COMMON NAME: Eastern Redbud
SCIENTIFIC NAME: Cercis canadensis
Taken a few days ago, this is one of the medium-sized of its kind on the property. Thousands of blooms are out which attract a few types of bees, wasps and butterflies. This tree is in the legume/bean/pea family.
Both its flowers and young pods are edible. The flowers are nice eaten raw by themselves or in a salad, the young pods can be eaten raw or can be cooked. I’ve used the pods like snow peas in a vegetable stir-fry.
A cluster of brand new buds which appeared in February.

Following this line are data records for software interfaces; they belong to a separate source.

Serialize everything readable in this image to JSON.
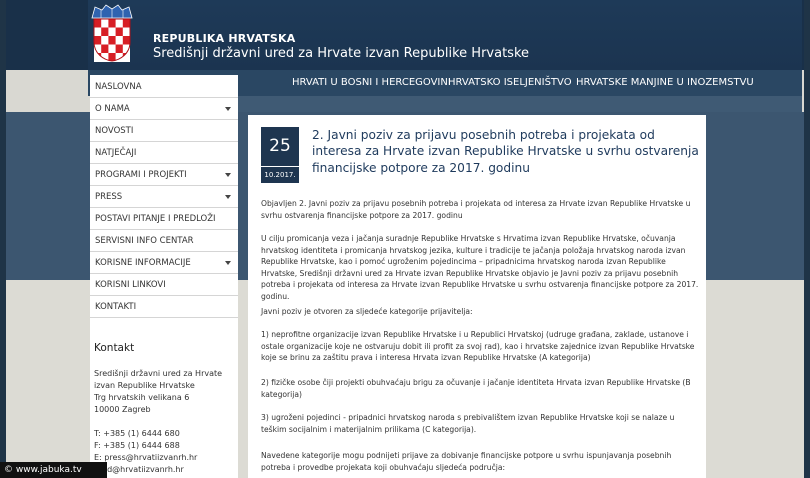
{
  "header": {
    "title": "REPUBLIKA HRVATSKA",
    "subtitle": "Središnji državni ured za Hrvate izvan Republike Hrvatske"
  },
  "topnav": {
    "items": [
      {
        "label": "HRVATI U BOSNI I HERCEGOVINI"
      },
      {
        "label": "HRVATSKO ISELJENIŠTVO"
      },
      {
        "label": "HRVATSKE MANJINE U INOZEMSTVU"
      }
    ]
  },
  "sidebar": {
    "items": [
      {
        "label": "NASLOVNA",
        "has_dropdown": false
      },
      {
        "label": "O NAMA",
        "has_dropdown": true
      },
      {
        "label": "NOVOSTI",
        "has_dropdown": false
      },
      {
        "label": "NATJEČAJI",
        "has_dropdown": false
      },
      {
        "label": "PROGRAMI I PROJEKTI",
        "has_dropdown": true
      },
      {
        "label": "PRESS",
        "has_dropdown": true
      },
      {
        "label": "POSTAVI PITANJE I PREDLOŽI",
        "has_dropdown": false
      },
      {
        "label": "SERVISNI INFO CENTAR",
        "has_dropdown": false
      },
      {
        "label": "KORISNE INFORMACIJE",
        "has_dropdown": true
      },
      {
        "label": "KORISNI LINKOVI",
        "has_dropdown": false
      },
      {
        "label": "KONTAKTI",
        "has_dropdown": false
      }
    ]
  },
  "contact": {
    "title": "Kontakt",
    "lines": [
      "Središnji državni ured za Hrvate",
      "izvan Republike Hrvatske",
      "Trg hrvatskih velikana 6",
      "10000 Zagreb",
      "T: +385 (1) 6444 680",
      "F: +385 (1) 6444 688",
      "E: press@hrvatiizvanrh.hr",
      "ured@hrvatiizvanrh.hr"
    ]
  },
  "article": {
    "day": "25",
    "month_year": "10.2017.",
    "title": "2. Javni poziv za prijavu posebnih potreba i projekata od interesa za Hrvate izvan Republike Hrvatske u svrhu ostvarenja financijske potpore za 2017. godinu",
    "paragraphs": [
      "Objavljen 2. Javni poziv za prijavu posebnih potreba i projekata od interesa za Hrvate izvan Republike Hrvatske u svrhu ostvarenja financijske potpore za 2017. godinu",
      "U cilju promicanja veza i jačanja suradnje Republike Hrvatske s Hrvatima izvan Republike Hrvatske, očuvanja hrvatskog identiteta i promicanja hrvatskog jezika, kulture i tradicije te jačanja položaja hrvatskog naroda izvan Republike Hrvatske, kao i pomoć ugroženim pojedincima – pripadnicima hrvatskog naroda izvan Republike Hrvatske, Središnji državni ured za Hrvate izvan Republike Hrvatske objavio je Javni poziv za prijavu posebnih potreba i projekata od interesa za Hrvate izvan Republike Hrvatske u svrhu ostvarenja financijske potpore za 2017. godinu.",
      "Javni poziv je otvoren za sljedeće kategorije prijavitelja:",
      "1) neprofitne organizacije izvan Republike Hrvatske i u Republici Hrvatskoj (udruge građana, zaklade, ustanove i ostale organizacije koje ne ostvaruju dobit ili profit za svoj rad), kao i hrvatske zajednice izvan Republike Hrvatske koje se brinu za zaštitu prava i interesa Hrvata izvan Republike Hrvatske (A kategorija)",
      "2) fizičke osobe čiji projekti obuhvaćaju brigu za očuvanje i jačanje identiteta Hrvata izvan Republike Hrvatske (B kategorija)",
      "3) ugroženi pojedinci - pripadnici hrvatskog naroda s prebivalištem izvan Republike Hrvatske koji se nalaze u teškim socijalnim i materijalnim prilikama (C kategorija).",
      "Navedene kategorije mogu podnijeti prijave za dobivanje financijske potpore u svrhu ispunjavanja posebnih potreba i provedbe projekata koji obuhvaćaju sljedeća područja:"
    ]
  },
  "watermark": "© www.jabuka.tv",
  "colors": {
    "header_bg": "#1b3450",
    "nav_bg": "#2a4763",
    "date_box": "#1e3550",
    "title_text": "#1e3a5c"
  }
}
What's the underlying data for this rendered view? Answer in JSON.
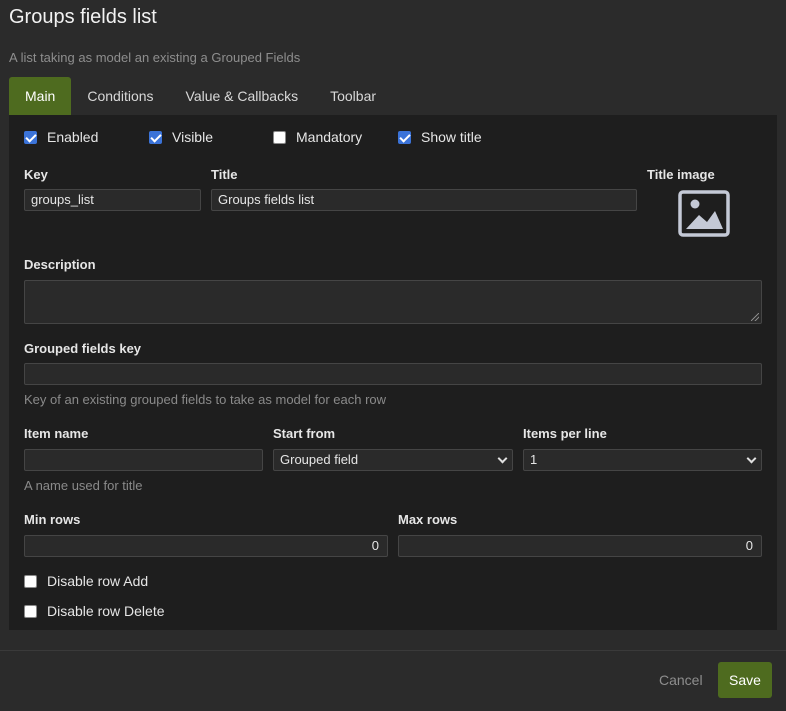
{
  "dialog": {
    "title": "Groups fields list",
    "subtitle": "A list taking as model an existing a Grouped Fields"
  },
  "tabs": [
    {
      "label": "Main",
      "active": true
    },
    {
      "label": "Conditions",
      "active": false
    },
    {
      "label": "Value & Callbacks",
      "active": false
    },
    {
      "label": "Toolbar",
      "active": false
    }
  ],
  "checkboxes": {
    "enabled": {
      "label": "Enabled",
      "checked": true
    },
    "visible": {
      "label": "Visible",
      "checked": true
    },
    "mandatory": {
      "label": "Mandatory",
      "checked": false
    },
    "show_title": {
      "label": "Show title",
      "checked": true
    }
  },
  "fields": {
    "key": {
      "label": "Key",
      "value": "groups_list"
    },
    "title": {
      "label": "Title",
      "value": "Groups fields list"
    },
    "title_image": {
      "label": "Title image",
      "icon": "image-placeholder-icon"
    },
    "description": {
      "label": "Description",
      "value": ""
    },
    "grouped_fields_key": {
      "label": "Grouped fields key",
      "value": "",
      "help": "Key of an existing grouped fields to take as model for each row"
    },
    "item_name": {
      "label": "Item name",
      "value": "",
      "help": "A name used for title"
    },
    "start_from": {
      "label": "Start from",
      "value": "Grouped field"
    },
    "items_per_line": {
      "label": "Items per line",
      "value": "1"
    },
    "min_rows": {
      "label": "Min rows",
      "value": "0"
    },
    "max_rows": {
      "label": "Max rows",
      "value": "0"
    }
  },
  "options": {
    "disable_row_add": {
      "label": "Disable row Add",
      "checked": false
    },
    "disable_row_delete": {
      "label": "Disable row Delete",
      "checked": false
    }
  },
  "footer": {
    "cancel_label": "Cancel",
    "save_label": "Save"
  },
  "colors": {
    "accent": "#4e6b1f",
    "checkbox": "#3b73d8",
    "panel": "#1e1e1e",
    "background": "#2b2b2b"
  }
}
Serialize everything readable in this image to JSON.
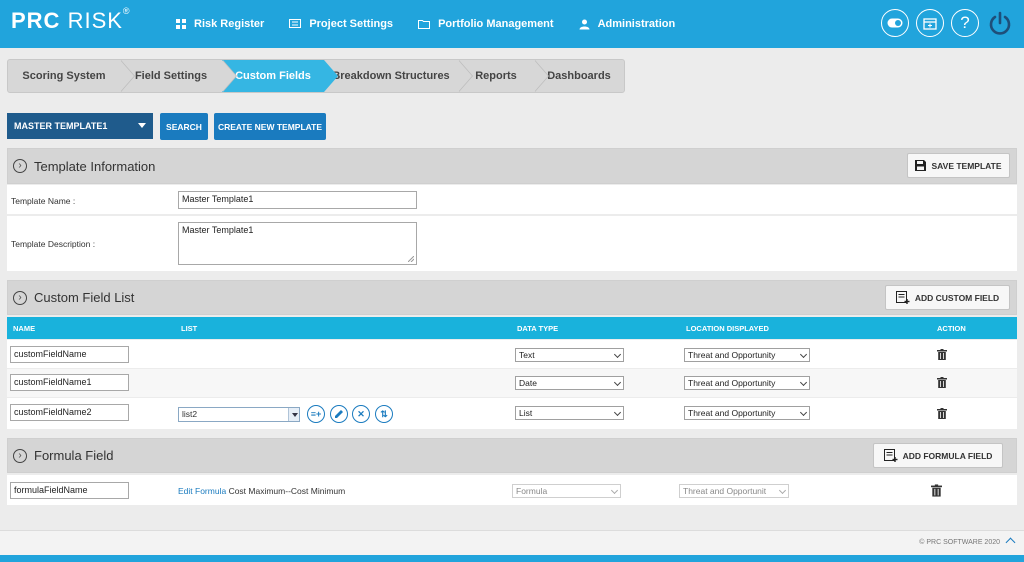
{
  "header": {
    "logo_bold": "PRC",
    "logo_light": " RISK",
    "logo_reg": "®",
    "nav": [
      {
        "label": "Risk Register",
        "icon": "grid-icon"
      },
      {
        "label": "Project Settings",
        "icon": "settings-panel-icon"
      },
      {
        "label": "Portfolio Management",
        "icon": "folder-icon"
      },
      {
        "label": "Administration",
        "icon": "user-icon"
      }
    ],
    "icons": [
      "toggle-icon",
      "calendar-icon",
      "help-icon",
      "power-icon"
    ]
  },
  "tabs": [
    {
      "label": "Scoring System",
      "active": false
    },
    {
      "label": "Field Settings",
      "active": false
    },
    {
      "label": "Custom Fields",
      "active": true
    },
    {
      "label": "Breakdown Structures",
      "active": false
    },
    {
      "label": "Reports",
      "active": false
    },
    {
      "label": "Dashboards",
      "active": false
    }
  ],
  "toolbar": {
    "template_selected": "MASTER TEMPLATE1",
    "search_label": "SEARCH",
    "create_label": "CREATE NEW TEMPLATE"
  },
  "template_info": {
    "title": "Template Information",
    "save_label": "SAVE TEMPLATE",
    "name_label": "Template Name :",
    "name_value": "Master Template1",
    "desc_label": "Template Description :",
    "desc_value": "Master Template1"
  },
  "custom_fields": {
    "title": "Custom Field List",
    "add_label": "ADD CUSTOM FIELD",
    "columns": {
      "name": "NAME",
      "list": "LIST",
      "data_type": "DATA TYPE",
      "location": "LOCATION DISPLAYED",
      "action": "ACTION"
    },
    "rows": [
      {
        "name": "customFieldName",
        "list": "",
        "data_type": "Text",
        "location": "Threat and Opportunity"
      },
      {
        "name": "customFieldName1",
        "list": "",
        "data_type": "Date",
        "location": "Threat and Opportunity"
      },
      {
        "name": "customFieldName2",
        "list": "list2",
        "data_type": "List",
        "location": "Threat and Opportunity"
      }
    ]
  },
  "formula_fields": {
    "title": "Formula Field",
    "add_label": "ADD FORMULA FIELD",
    "rows": [
      {
        "name": "formulaFieldName",
        "edit_label": "Edit Formula",
        "formula": "Cost Maximum--Cost Minimum",
        "data_type": "Formula",
        "location": "Threat and Opportunit"
      }
    ]
  },
  "footer": {
    "copyright": "© PRC SOFTWARE 2020"
  }
}
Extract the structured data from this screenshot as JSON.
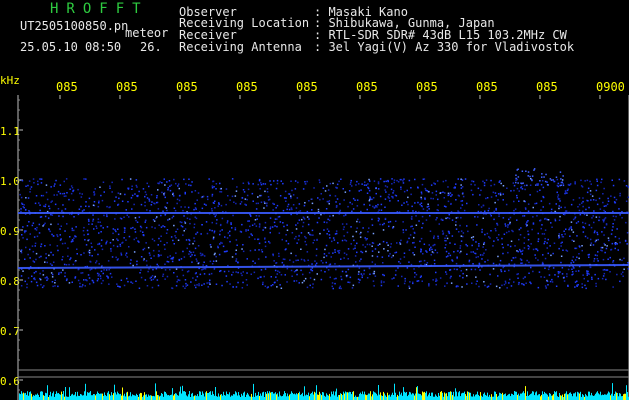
{
  "header": {
    "brand": "HROFFT",
    "filename": "UT2505100850.pn",
    "meteor_label": "meteor",
    "datetime": "25.05.10 08:50",
    "count": "26."
  },
  "info": {
    "labels": [
      "Observer",
      "Receiving Location",
      "Receiver",
      "Receiving Antenna"
    ],
    "values": [
      ": Masaki Kano",
      ": Shibukawa, Gunma, Japan",
      ": RTL-SDR SDR# 43dB L15 103.2MHz CW",
      ": 3el Yagi(V) Az 330 for Vladivostok"
    ]
  },
  "axes": {
    "y_unit": "kHz",
    "y_ticks": [
      "1.1",
      "1.0",
      "0.9",
      "0.8",
      "0.7",
      "0.6"
    ],
    "x_ticks": [
      "085",
      "085",
      "085",
      "085",
      "085",
      "085",
      "085",
      "085",
      "085",
      "0900"
    ]
  },
  "colors": {
    "text_green": "#2ecc40",
    "text_white": "#e8e8e8",
    "axis_yellow": "#ffff00",
    "signal_blue": "#2244ff",
    "noise_cyan": "#00e5ff"
  }
}
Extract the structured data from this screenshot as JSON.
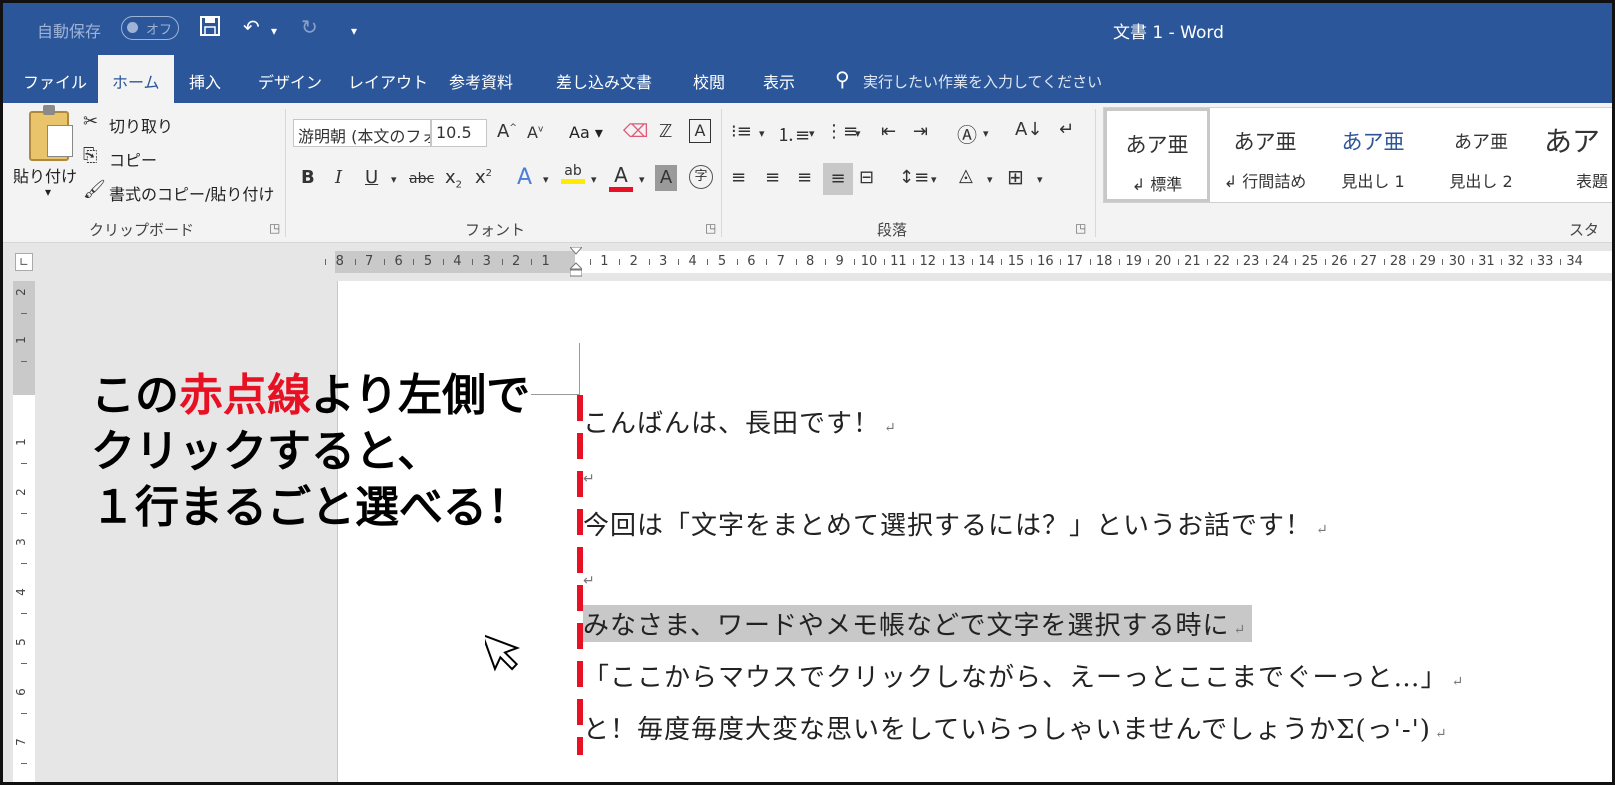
{
  "titlebar": {
    "autosave_label": "自動保存",
    "autosave_state": "オフ",
    "title": "文書 1  -  Word"
  },
  "tabs": [
    {
      "label": "ファイル",
      "active": false
    },
    {
      "label": "ホーム",
      "active": true
    },
    {
      "label": "挿入",
      "active": false
    },
    {
      "label": "デザイン",
      "active": false
    },
    {
      "label": "レイアウト",
      "active": false
    },
    {
      "label": "参考資料",
      "active": false
    },
    {
      "label": "差し込み文書",
      "active": false
    },
    {
      "label": "校閲",
      "active": false
    },
    {
      "label": "表示",
      "active": false
    }
  ],
  "tell_me": "実行したい作業を入力してください",
  "clipboard": {
    "paste": "貼り付け",
    "cut": "切り取り",
    "copy": "コピー",
    "format_painter": "書式のコピー/貼り付け",
    "group_label": "クリップボード"
  },
  "font": {
    "font_name": "游明朝 (本文のフォント)",
    "font_size": "10.5",
    "change_case": "Aa",
    "group_label": "フォント"
  },
  "paragraph": {
    "group_label": "段落"
  },
  "styles": {
    "group_label": "スタイル",
    "items": [
      {
        "sample": "あア亜",
        "name": "↲ 標準"
      },
      {
        "sample": "あア亜",
        "name": "↲ 行間詰め"
      },
      {
        "sample": "あア亜",
        "name": "見出し 1"
      },
      {
        "sample": "あア亜",
        "name": "見出し 2"
      },
      {
        "sample": "あア",
        "name": "表題"
      }
    ]
  },
  "ruler": {
    "left_numbers": [
      "8",
      "7",
      "6",
      "5",
      "4",
      "3",
      "2",
      "1"
    ],
    "right_numbers": [
      "1",
      "2",
      "3",
      "4",
      "5",
      "6",
      "7",
      "8",
      "9",
      "10",
      "11",
      "12",
      "13",
      "14",
      "15",
      "16",
      "17",
      "18",
      "19",
      "20",
      "21",
      "22",
      "23",
      "24",
      "25",
      "26",
      "27",
      "28",
      "29",
      "30",
      "31",
      "32",
      "33",
      "34"
    ],
    "vertical_numbers": [
      "2",
      "1",
      "1",
      "2",
      "3",
      "4",
      "5",
      "6",
      "7"
    ]
  },
  "document": {
    "lines": [
      {
        "text": "こんばんは、長田です！",
        "highlight": false
      },
      {
        "text": "",
        "highlight": false
      },
      {
        "text": "今回は「文字をまとめて選択するには？」というお話です！",
        "highlight": false
      },
      {
        "text": "",
        "highlight": false
      },
      {
        "text": "みなさま、ワードやメモ帳などで文字を選択する時に",
        "highlight": true
      },
      {
        "text": "「ここからマウスでクリックしながら、えーっとここまでぐーっと…」",
        "highlight": false
      },
      {
        "text": "と！毎度毎度大変な思いをしていらっしゃいませんでしょうかΣ(っ'-')",
        "highlight": false
      }
    ],
    "paragraph_mark": "↵"
  },
  "annotation": {
    "line1_a": "この",
    "line1_red": "赤点線",
    "line1_b": "より左側で",
    "line2": "クリックすると、",
    "line3": "１行まるごと選べる！"
  },
  "colors": {
    "word_blue": "#2b579a",
    "annotation_red": "#e81123",
    "selection_gray": "#c8c8c8"
  }
}
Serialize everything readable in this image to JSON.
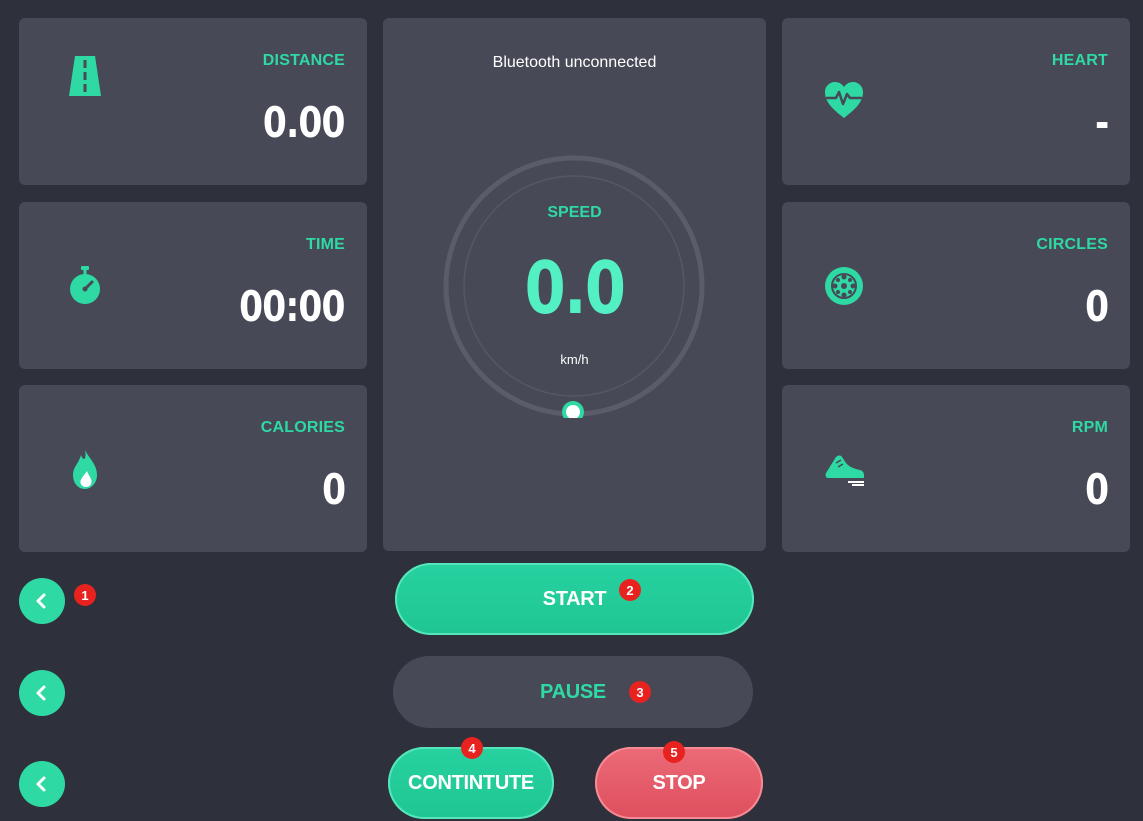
{
  "colors": {
    "background": "#2e303b",
    "card": "#474a56",
    "accent": "#2ed9a4",
    "speed_value": "#52f0c3",
    "stop": "#e05663",
    "badge": "#e8231f"
  },
  "bluetooth_status": "Bluetooth unconnected",
  "metrics": {
    "distance": {
      "label": "DISTANCE",
      "value": "0.00",
      "icon": "road-icon"
    },
    "time": {
      "label": "TIME",
      "value": "00:00",
      "icon": "stopwatch-icon"
    },
    "calories": {
      "label": "CALORIES",
      "value": "0",
      "icon": "flame-icon"
    },
    "heart": {
      "label": "HEART",
      "value": "-",
      "icon": "heart-rate-icon"
    },
    "circles": {
      "label": "CIRCLES",
      "value": "0",
      "icon": "wheel-icon"
    },
    "rpm": {
      "label": "RPM",
      "value": "0",
      "icon": "running-shoe-icon"
    }
  },
  "speed": {
    "label": "SPEED",
    "value": "0.0",
    "unit": "km/h",
    "level": 0
  },
  "buttons": {
    "start": "START",
    "pause": "PAUSE",
    "continue": "CONTINTUTE",
    "stop": "STOP"
  },
  "badges": [
    "1",
    "2",
    "3",
    "4",
    "5"
  ]
}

Very early March some flowers are beginning to emerge from the buds and a cluster of new leaves has begun to sprout.
A few days later, blossoms have bloomed!
A very young cluster of leaves after a bit of expansion. The Eastern Redbud is considered a precocious plant since the flowers bloom before the leaves come out.
A cluster of new flowers. Sometimes I pick them as they are like this and eat them straight from the tree.
These buds are edible when fresh and young. When they get older they are too fibrous and tough to chew.
Sometimes pods will be primarily reddish in color, sometimes they remain green with just a little red tint.
If you click to enlarge this photo, you can see what the fully-formed leaves look like and the number of pods which can be produced. This is one of the mid-size Redbuds on the acregrowing among other types of foliage like Spreading Hedge Parsley, Texas Nightshade, Fragrant Sumac, Vines and other stuff.
This leaf may be old, but it’s never too old to say “I Love You.” (notice the heart shape)
Speaking of old, here is an old pod which was one of many still clinging to a Redbud Tree from the previous year.
A Few Details About This Species:
Range – Southern bits of Pennsylvania to Northwest Florida, west to mid-Texas and north through eastern Kansas and southeast Nebraska. It also grows in in a good portion of central Mexico.
This species just barely makes it west enough to reside on our acre in Texas.
Habitat – Full to partial sun. Sometimes as undergrowth in forests, sometimes in hedgerows. It needs a reasonable amount of water in order to thrive.
Edible? – Flowers, pods and seeds are edible raw or cooked.
Other – The leaves are eaten by the caterpillars of some Lepidoptera (Order of Butterflies and Moths). The Redbud is popular as a cultivated plant in parks and gardens.